Environmental regulations

July 2002

Nodak is one of eleven distribution cooperatives that is a part owner and purchaser of wholesale electricity from Minnkota Power Cooperative. Like Nodak, Minnkota is headquartered in Grand Forks, but most of the power we purchase is generated by two coal-fired power plants in western North Dakota. The first power plant was completed in 1970 and the second in 1977.

Environmental regulations are a major issue with all electric generating facilities, and the Minnkota plants are no exception. Since the first plant was built, over $123 million has been spent on sulfur dioxide scrubbers, electro static precipitators, water treatment facilities, and lined ponds for permanent storage of sludge material. These measures have contributed to reductions in sulfur dioxide and nitrous oxide emissions into the air.

The industry as a whole has done a lot to reduce these emissions over the past 20 years. As a result, the level of sulfur dioxide and nitrous oxide emissions has reduced substantially, while the amount of generation with coal has increased nearly 50%.

There are some who feel that what has been done thus far is not enough. One of the concerns is that of regional haze. This is a condition in which sulfur dioxide emissions are believed to cause impairment of visibility. Because of this concern, it is anticipated that stricter regulations in the future may require more extensive environmental measures on behalf of those generating electricity with coal. This, of course, will mean more expensive capital investments, and in turn, higher-priced power.

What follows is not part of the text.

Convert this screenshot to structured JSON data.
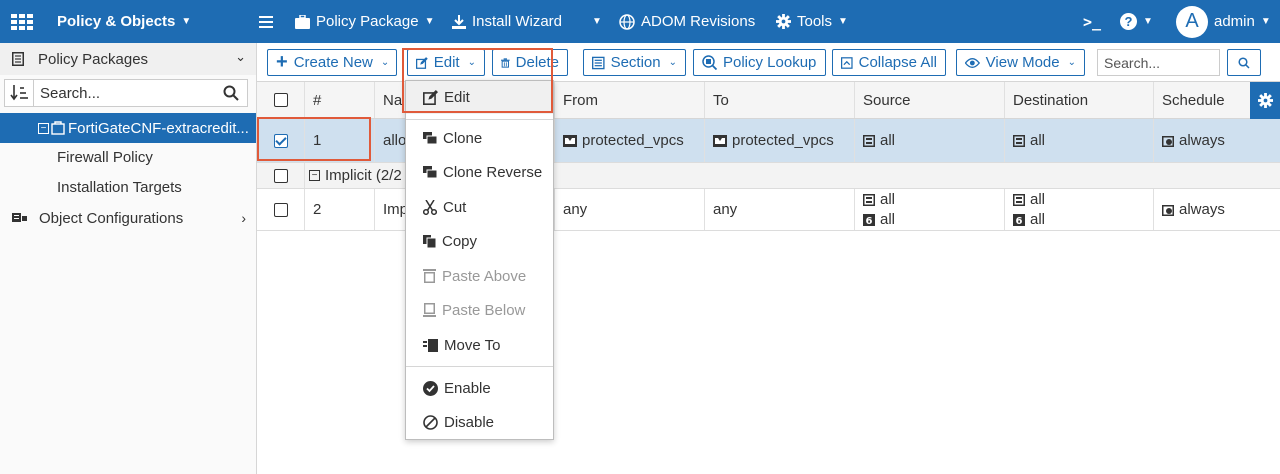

The latest environmental concern for utilities generating with coal is mercury emissions. Beginning about 1980, a worldwide effort was developed to reduce manmade mercury emissions into the air. These efforts have been very effective. Over this period of time, manmade mercury emissions have been reduced by roughly 75%. This has been done primarily with reductions in latex paint, batteries, and fungicides. Now, the emphasis is shifting to other manmade sources, one of which is coal-fired utility boilers.

The regulatory process has started for mandated removal of mercury from the air, which is emitted from coal-fired boilers. We know that there will be rules written in the next couple of years, and these rules will need to be complied with by the year 2007. We don’t know the level of mercury reduction that will be mandated once these rules are established.

Characteristically, the cost of compliance with these types of mandates increases exponentially with the level of mandate. In other words, removing 70% of the mercury from the emissions may cost several times that of removing 50%. In any event, it is clear that some type of regulation will be implemented, and it will increase the cost of electricity we generate.

The environment is important to everyone, and it is good that measures are being taken to keep our air and water clean. We only hope that those responsible for the legislation and regulation are in tune with reality and don’t implement excessive mandates. The cost of these mandates is very high, and we want to find a balance between a clean environment and a healthy economy.